The term “femtech” – short for female technology – is used to describe the rising trend of applications, devices, products and diagnostics catering to the needs of women’s health. Pitchbook estimates that in 2019 the global femtech market generated $820.6 million and could reach at least $3 billion by the end of 2030.
Despite its popularity, femtech remains a significantly underdeveloped area of health tech. A mere 4% of all healthcare research and development is targeted specifically at women’s health, even though women spend an estimated $500 billion annually in medical expenses.
The origins of femtech can be traced back to the 1960s, where the women’s movement focused on sexuality, family and reproductive rights. It was not until 1960 (100 years after the first rubber condom was produced) that the U.S. Food and Drug Administration (FDA) approved the combined oral contraceptive pill Enovid, which became known as “the Pill.”
It was only five years later that the U.S. Supreme Court, in Griswold v. Connecticut, ruled that the private use of contraceptives was a constitutional right.
One roadblock to progress in femtech was the exclusion of women from clinical trials. Less than 25 years ago, FDA policy recommended excluding women “of childbearing potential” from Phase I and early Phase II drug trials, including women who used contraception, were abstinent, or whose husbands were vasectomized.
Then, in 1986, the National Institutes of Health (NIH) established a policy that encouraged researchers to include women in studies. Three years later, NIH announced that research solicitations should encourage the inclusion of women and minorities.
Still, for the next several years, the inclusion of women in clinical research was strictly NIH policy, not law. Significant change came in 1993 when the FDA explicitly reversed the 1977 recommendation that excluded women with childbearing potential from early clinical studies.
Despite these advances, addressing women’s health issues through research funding still came up short. When the drug Sildenafil (a.k.a. Viagra) was approved for use in erectile dysfunction by the FDA in 1998, health issues faced by women – including sexual and menstrual wellness, fertility, endometriosis and menopause – were still considered taboo by many.
To help address these problems, Ida Tin, who coined the phrase “femtech,” and other femtech innovators came forward. Women were no longer forced to wait for others to invest the time and money on research and development to act. Tin launched “Clue,” a menstrual cycle-tracking application. Tin’s application became a harbinger for other women’s health initiatives seen today.
Investors are just now starting to catch on, recognizing an opportunity to reach a vastly underserved market, which also happens to be half the population. Femtech posted $592.1 million in VC investment in 2019. However, despite these advances, one of the biggest challenges remains that most of the investment community is still male.

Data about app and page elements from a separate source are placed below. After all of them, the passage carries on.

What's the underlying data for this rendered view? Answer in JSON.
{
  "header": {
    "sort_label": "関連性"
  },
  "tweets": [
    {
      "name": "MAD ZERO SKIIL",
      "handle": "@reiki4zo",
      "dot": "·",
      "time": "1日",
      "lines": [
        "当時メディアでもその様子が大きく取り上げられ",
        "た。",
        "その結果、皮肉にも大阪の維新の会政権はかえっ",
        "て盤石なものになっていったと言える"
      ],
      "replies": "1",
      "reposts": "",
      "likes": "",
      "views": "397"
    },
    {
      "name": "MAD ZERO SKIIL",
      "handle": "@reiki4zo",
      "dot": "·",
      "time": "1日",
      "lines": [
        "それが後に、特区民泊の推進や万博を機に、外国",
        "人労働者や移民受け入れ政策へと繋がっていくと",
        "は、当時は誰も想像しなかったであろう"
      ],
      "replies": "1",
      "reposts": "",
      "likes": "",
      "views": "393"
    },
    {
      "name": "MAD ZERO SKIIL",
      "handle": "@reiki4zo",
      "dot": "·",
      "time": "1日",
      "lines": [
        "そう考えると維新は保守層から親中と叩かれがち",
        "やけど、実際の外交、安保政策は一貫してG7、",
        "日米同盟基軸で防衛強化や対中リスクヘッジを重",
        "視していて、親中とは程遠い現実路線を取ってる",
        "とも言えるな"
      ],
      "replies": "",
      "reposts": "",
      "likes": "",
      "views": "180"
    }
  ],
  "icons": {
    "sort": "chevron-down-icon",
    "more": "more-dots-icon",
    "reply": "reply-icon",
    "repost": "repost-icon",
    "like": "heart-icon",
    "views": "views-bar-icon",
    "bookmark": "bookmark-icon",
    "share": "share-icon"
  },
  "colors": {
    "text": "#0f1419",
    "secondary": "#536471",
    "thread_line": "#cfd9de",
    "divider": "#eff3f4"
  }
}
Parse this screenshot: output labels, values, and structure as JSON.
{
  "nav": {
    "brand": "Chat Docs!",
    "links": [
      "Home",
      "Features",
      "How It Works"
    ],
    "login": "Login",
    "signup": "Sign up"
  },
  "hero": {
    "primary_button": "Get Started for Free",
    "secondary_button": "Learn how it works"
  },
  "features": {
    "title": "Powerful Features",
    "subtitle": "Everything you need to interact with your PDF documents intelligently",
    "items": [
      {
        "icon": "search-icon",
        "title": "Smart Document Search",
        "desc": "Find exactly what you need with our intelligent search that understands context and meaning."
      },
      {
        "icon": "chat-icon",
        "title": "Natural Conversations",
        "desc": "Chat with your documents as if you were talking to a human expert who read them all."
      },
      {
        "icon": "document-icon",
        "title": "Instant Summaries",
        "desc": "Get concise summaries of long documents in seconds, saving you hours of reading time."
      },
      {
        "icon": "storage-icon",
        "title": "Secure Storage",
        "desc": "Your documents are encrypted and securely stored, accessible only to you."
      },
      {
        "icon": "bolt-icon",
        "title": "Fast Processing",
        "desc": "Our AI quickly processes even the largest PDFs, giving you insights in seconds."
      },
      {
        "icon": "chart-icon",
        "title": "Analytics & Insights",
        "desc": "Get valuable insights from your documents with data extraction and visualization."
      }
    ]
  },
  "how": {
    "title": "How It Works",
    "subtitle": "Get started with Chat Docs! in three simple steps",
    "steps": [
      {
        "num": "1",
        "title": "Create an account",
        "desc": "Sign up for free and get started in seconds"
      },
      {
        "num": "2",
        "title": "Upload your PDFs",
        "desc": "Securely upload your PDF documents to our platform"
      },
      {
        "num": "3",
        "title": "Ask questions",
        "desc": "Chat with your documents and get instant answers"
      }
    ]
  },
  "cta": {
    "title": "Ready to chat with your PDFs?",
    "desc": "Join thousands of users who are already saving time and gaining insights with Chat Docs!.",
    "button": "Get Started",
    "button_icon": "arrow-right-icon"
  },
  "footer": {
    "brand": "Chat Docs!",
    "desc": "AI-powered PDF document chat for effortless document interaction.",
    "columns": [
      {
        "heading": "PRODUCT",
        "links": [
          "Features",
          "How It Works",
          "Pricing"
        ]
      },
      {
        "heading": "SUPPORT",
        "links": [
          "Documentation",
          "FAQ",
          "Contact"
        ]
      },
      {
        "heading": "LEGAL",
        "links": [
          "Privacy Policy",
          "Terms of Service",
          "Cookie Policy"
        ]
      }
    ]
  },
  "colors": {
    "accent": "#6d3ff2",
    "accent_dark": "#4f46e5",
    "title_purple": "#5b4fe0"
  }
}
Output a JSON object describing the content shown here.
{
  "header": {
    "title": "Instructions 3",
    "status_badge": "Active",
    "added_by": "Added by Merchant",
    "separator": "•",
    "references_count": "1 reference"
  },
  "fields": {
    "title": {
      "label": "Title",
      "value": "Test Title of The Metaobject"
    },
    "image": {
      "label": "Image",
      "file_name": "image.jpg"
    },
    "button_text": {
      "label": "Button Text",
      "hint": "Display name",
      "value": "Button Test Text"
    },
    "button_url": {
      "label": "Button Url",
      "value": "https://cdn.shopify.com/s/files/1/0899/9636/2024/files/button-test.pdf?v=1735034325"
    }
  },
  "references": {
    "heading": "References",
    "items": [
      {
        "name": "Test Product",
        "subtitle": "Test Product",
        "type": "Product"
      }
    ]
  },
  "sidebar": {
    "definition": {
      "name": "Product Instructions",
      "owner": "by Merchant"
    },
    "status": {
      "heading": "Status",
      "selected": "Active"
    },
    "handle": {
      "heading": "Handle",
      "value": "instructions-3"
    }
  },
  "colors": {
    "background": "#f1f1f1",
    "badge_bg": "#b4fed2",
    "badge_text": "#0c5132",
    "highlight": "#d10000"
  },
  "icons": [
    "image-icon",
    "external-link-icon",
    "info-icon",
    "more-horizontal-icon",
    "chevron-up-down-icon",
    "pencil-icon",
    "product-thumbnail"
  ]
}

According to a research project from the Women and Public Policy Program at Harvard Kennedy School, only 21% of all investment professionals – and approximately 11% of investing partners – are women. Around three-quarters of U.S. VC firms do not have a single female partner, and 85-90% of founders receiving VC funding are male.
This gap is thought to be, in part, due to male investors not personally identifying with women’s health issues, which has also arguably led to a paucity of femtech exits.
While there’s no denying femtech’s value from a financial perspective, there are also myriad legal issues that the industry is facing. With so many of the applications requiring users to provide health and other related information, data privacy and cybersecurity issues are important concerns to femtech executives and lawyers up.
These issues include HIPAA, CCPA and GDPR and a patchwork of state biometrics laws, which are forcing the industry to carefully navigate their approach on personal issues like fertility and women’s health. That’s why it’s important that investors take data privacy and security seriously and investigate whether their products call for FDA or other regulatory oversight or clearance.
The future of femtech looks bright. While some remnants of taboo-like thinking toward women’s health issues still exist, there are also signs of hope as more companies are sponsoring family-friendly services such as Milk Stork, a breast milk shipping company, and Carrot, which offers fertility benefits.
Investors are finally taking notice. It is safe to say that the rise of femtech has been a long time in the making and a welcome arrival.
About the authors:
Danny Tobey is a medical doctor and software entrepreneur, as well as an experienced attorney with the firm DLA Piper, who represents life sciences, technology and healthcare clients in a variety of regulatory and litigation matters. He leads a team that assists companies navigating the legal landscape of emerging and disruptive technologies, including AI and data science, and is a thought leader on legal issues in medicine and AI.
Ossie Ravid is an attorney with the firm DLA Piper who focuses her practice in the area of tax.